Conservative economists, retired Republicans, and the bipartisan Citizens Climate Lobby have advocated nationwide carbon tax plans that would rebate revenue to taxpayers. They argue that “revenue neutrality” is essential to avoid growing the size of government and win durable bipartisan support.

CarbonWA followed that logic in crafting their 2016 initiative. But their proposal failed to attract enough fiscal conservatives while splitting environmentalists, many of whom resented the lack of funding for clean energy and vulnerable communities.

In the end, voters rejected it by an 18 point margin. As David Roberts has noted, the supposed “bipartisan appeal” of revenue-neutral approaches has repeatedly failed to materialize in Congress or at the ballot box.

Soon after the 2016 election, a poll found that nearly half of Washington’s “no” voters supported climate action but “want to wait for a better measure.” Nationally, a peer-reviewed study found that more Americans would prefer for carbon tax revenue to be used to fund clean energy or help displaced workers, rather than be rebated. That’s consistent with surveys that find overwhelming bipartisan support for solar and wind power. California leaders argue against rolling back a fuel tax hike that is improving roads and air quality.
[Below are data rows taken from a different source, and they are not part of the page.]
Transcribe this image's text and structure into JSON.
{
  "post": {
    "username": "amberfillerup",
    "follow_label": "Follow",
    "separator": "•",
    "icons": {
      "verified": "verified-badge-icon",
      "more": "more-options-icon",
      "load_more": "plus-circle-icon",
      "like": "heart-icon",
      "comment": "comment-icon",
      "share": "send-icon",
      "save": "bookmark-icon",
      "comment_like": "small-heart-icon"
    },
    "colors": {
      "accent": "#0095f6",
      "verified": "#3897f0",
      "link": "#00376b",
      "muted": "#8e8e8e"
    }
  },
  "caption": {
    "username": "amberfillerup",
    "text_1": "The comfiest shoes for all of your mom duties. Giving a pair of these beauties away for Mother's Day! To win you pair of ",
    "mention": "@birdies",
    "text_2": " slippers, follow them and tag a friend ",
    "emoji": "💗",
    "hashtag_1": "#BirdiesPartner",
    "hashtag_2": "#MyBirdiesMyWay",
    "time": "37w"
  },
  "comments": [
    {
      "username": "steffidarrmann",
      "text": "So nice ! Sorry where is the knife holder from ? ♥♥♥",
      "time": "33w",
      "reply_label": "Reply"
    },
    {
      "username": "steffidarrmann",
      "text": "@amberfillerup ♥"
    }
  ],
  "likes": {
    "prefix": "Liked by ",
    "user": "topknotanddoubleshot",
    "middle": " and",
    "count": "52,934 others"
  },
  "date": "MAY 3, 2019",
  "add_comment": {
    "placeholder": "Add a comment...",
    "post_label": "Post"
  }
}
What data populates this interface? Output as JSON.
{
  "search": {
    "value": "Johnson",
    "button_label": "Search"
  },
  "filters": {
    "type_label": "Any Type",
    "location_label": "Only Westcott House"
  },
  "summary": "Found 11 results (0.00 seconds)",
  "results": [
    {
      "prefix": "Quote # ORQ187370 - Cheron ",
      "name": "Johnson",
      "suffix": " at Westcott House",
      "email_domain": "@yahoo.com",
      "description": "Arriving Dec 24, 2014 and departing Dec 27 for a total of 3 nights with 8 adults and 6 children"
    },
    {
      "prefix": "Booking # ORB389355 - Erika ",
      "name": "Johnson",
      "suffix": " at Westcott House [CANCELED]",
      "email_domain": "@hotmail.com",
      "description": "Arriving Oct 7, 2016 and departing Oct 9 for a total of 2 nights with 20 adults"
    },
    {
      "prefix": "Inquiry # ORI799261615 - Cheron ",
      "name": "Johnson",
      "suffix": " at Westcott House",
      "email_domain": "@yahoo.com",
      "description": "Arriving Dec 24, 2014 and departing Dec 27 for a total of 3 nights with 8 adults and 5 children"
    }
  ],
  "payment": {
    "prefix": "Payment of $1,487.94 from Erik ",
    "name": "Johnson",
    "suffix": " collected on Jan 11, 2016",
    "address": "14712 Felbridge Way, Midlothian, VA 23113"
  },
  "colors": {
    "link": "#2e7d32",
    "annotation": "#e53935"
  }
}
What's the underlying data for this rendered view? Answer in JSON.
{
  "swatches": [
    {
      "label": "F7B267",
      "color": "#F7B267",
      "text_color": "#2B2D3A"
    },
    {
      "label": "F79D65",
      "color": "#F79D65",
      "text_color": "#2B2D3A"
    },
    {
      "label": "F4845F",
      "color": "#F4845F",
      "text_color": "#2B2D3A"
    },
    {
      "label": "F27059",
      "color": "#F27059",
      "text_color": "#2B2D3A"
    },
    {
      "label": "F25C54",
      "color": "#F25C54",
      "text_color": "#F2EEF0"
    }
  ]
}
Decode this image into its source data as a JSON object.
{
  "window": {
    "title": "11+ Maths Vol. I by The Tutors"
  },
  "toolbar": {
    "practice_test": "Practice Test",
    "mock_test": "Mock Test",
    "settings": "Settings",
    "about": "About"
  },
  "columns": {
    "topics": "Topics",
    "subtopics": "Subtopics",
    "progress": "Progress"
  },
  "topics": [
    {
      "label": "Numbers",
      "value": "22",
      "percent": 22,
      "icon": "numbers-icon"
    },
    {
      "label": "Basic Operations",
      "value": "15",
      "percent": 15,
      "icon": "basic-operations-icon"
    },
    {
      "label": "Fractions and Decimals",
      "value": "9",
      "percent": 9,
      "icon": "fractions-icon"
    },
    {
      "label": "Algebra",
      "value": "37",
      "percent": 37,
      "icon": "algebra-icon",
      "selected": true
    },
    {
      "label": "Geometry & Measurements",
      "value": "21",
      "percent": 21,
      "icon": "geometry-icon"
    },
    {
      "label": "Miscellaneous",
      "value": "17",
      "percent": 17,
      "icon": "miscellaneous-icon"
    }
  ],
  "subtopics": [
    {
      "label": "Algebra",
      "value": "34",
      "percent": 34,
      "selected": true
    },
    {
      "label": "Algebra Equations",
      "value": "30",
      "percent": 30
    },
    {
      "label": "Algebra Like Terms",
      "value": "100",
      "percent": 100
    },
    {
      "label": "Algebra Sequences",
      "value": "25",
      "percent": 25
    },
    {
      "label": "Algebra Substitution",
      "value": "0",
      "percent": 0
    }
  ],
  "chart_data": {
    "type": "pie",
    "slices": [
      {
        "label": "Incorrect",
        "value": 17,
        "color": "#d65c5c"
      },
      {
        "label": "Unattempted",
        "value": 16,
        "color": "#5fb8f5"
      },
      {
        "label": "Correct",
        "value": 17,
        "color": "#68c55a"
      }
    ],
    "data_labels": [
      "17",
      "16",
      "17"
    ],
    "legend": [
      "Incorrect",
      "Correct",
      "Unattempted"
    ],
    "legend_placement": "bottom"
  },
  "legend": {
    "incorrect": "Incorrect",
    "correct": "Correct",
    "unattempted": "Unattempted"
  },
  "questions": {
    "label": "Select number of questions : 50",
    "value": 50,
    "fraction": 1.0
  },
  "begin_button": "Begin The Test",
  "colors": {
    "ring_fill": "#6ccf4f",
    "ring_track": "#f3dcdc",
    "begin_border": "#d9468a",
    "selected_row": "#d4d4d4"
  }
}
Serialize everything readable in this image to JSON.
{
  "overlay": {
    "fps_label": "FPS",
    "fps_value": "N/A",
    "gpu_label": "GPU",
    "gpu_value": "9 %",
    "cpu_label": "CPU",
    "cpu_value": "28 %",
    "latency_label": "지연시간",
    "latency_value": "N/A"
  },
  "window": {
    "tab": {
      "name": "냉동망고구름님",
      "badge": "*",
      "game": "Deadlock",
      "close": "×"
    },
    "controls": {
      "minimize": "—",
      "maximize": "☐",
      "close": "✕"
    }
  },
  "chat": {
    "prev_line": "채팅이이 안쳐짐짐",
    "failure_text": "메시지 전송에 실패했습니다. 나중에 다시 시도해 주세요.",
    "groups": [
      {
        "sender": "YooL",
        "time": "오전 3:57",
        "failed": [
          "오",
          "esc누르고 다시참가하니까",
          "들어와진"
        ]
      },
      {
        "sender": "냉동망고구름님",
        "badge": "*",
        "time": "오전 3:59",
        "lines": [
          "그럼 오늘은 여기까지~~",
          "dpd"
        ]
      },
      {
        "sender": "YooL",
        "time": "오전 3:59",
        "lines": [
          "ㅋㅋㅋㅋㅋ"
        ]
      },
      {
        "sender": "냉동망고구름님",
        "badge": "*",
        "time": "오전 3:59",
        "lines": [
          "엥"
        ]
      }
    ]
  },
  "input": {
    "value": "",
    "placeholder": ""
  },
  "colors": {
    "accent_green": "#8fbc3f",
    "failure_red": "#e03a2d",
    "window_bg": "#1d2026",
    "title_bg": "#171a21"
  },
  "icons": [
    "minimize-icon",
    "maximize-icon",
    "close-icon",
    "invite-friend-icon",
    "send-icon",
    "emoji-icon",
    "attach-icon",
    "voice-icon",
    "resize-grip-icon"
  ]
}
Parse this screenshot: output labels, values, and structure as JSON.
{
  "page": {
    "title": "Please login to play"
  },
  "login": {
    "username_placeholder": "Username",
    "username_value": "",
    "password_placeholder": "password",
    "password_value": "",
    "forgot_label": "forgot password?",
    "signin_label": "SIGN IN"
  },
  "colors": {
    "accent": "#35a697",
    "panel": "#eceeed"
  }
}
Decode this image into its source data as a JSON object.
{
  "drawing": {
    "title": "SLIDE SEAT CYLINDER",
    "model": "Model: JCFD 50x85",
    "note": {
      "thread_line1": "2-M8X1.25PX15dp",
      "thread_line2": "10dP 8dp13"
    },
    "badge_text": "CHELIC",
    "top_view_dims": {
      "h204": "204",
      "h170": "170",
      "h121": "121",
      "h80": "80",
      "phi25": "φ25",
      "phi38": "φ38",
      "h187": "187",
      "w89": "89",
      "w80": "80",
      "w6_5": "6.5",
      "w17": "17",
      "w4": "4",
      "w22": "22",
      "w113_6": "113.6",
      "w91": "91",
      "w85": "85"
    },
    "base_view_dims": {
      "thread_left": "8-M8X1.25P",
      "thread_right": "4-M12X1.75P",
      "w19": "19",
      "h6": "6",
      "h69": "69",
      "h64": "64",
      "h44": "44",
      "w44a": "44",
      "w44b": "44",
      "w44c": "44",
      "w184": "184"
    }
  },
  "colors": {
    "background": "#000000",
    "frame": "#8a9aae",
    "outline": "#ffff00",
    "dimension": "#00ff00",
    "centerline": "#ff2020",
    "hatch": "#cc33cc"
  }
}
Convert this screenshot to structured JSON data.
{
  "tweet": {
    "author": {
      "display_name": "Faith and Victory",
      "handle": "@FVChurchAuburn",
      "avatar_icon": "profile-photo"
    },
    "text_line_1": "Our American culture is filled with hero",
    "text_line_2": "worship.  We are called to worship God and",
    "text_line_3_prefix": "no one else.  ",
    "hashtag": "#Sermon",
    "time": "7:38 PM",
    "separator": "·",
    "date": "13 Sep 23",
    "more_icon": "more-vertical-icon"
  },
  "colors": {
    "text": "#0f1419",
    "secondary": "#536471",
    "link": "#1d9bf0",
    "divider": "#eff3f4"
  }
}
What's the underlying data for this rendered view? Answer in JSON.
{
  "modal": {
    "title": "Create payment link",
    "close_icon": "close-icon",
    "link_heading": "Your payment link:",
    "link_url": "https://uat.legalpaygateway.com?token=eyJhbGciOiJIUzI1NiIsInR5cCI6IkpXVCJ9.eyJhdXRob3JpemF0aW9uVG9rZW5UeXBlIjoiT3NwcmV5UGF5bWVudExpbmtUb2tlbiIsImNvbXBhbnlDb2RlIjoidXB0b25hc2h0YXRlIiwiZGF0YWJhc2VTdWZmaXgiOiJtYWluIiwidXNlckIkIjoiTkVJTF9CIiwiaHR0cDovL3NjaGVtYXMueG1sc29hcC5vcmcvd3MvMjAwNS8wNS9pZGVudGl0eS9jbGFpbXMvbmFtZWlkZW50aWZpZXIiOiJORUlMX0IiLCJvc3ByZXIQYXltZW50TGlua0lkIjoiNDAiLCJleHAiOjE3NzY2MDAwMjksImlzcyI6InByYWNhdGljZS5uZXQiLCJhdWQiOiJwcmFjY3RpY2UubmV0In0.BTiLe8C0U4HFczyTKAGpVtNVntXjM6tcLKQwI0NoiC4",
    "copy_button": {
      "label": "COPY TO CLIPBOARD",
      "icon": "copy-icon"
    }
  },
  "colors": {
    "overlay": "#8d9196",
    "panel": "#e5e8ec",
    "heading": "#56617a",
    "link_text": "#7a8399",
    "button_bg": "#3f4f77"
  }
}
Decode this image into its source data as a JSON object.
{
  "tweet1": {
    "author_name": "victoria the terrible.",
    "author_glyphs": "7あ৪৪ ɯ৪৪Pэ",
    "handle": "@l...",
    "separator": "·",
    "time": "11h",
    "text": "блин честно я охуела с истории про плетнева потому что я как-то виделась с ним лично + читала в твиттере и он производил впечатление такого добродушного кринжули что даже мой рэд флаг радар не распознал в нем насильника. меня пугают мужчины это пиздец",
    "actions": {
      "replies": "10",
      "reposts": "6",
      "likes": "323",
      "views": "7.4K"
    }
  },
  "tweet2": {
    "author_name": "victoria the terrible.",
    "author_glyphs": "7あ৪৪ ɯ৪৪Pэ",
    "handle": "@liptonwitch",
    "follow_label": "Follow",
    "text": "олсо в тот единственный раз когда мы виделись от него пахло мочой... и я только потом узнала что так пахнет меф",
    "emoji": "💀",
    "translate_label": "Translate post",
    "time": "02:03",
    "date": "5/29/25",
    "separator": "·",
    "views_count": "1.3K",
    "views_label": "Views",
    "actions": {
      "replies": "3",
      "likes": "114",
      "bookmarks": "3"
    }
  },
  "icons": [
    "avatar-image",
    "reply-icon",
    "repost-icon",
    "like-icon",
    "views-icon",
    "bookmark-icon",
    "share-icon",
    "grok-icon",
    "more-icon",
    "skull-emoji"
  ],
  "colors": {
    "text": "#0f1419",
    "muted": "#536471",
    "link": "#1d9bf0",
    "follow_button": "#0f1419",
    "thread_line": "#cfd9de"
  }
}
If Washington’s 2018 ballot initiative outperforms the 2016 one, it would suggest that voters really do prefer clean energy over rebates as surveys suggest.

While this year’s Washington initiative has attracted broader support among environmentalists, it has drawn more strident opposition from industry. Opponents led by the Western States Petroleum Association have raised more than $20 million. Most notably, $6 million of their funding comes from BP PLC, despite its claims to be “committed to a low carbon future.” BP helped found the Climate Leadership Council, which advocates a nationwide carbon tax and dividend. Another CLC founder, Royal Dutch Shell, is staying neutral this time.

The oil industry claims its opposition stems from “unfair” exemptions for aluminum smelters, paper mills, and a coal plant. They have not objected to the plan’s exemptions for marine and aviation fuels. Columbia University economist Noah Kaufman calls the critics' claims "overly simplistic and misleading," noting that the coal plant is slated to retire and that the other exemptions keep trade-oriented industries from moving their jobs and emissions to other states.


Whether environmentalists in 2016 or BP today, backers of theoretical carbon fees are impeding actual, reasonable proposals. At some point, cowboys will need to stop rejecting horses because they’d rather ride unicorns. No horse or climate plan is free of blemishes, but we’ll need to ride one of them on a shared path forward.

As a resident of the nation’s most polluting state, I’m in no position to tell Washingtonians how to design their carbon fee, or whether to enact one at all. It’s up to Californians to decide whether to keep fuel tax hikes that repair their roads while cutting pollution. But as an atmospheric scientist, I’m heartened to see states experimenting with what it will take to win public support for enacting and keeping practical climate solutions.

Daniel Cohan is an associate professor in the Department of Civil and Environmental Engineering at Rice University.